Goal of the exercise: Show all lines of the entries in which the word "label" is found.

++++ The data ++++

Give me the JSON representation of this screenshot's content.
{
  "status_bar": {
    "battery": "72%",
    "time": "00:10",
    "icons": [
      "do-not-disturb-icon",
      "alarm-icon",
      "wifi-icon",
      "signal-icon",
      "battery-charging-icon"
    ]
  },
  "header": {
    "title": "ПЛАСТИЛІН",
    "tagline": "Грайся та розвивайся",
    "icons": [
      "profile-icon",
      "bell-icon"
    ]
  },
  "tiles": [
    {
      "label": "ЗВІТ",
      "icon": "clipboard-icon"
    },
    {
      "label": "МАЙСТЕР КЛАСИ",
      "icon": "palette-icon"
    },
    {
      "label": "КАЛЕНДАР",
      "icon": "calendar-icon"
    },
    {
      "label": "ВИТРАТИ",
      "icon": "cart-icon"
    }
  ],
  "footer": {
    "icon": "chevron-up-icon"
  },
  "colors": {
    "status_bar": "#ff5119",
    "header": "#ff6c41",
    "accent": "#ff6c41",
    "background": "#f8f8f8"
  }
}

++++

Written solution:
      "label": "ЗВІТ",
      "label": "МАЙСТЕР КЛАСИ",
      "label": "КАЛЕНДАР",
      "label": "ВИТРАТИ",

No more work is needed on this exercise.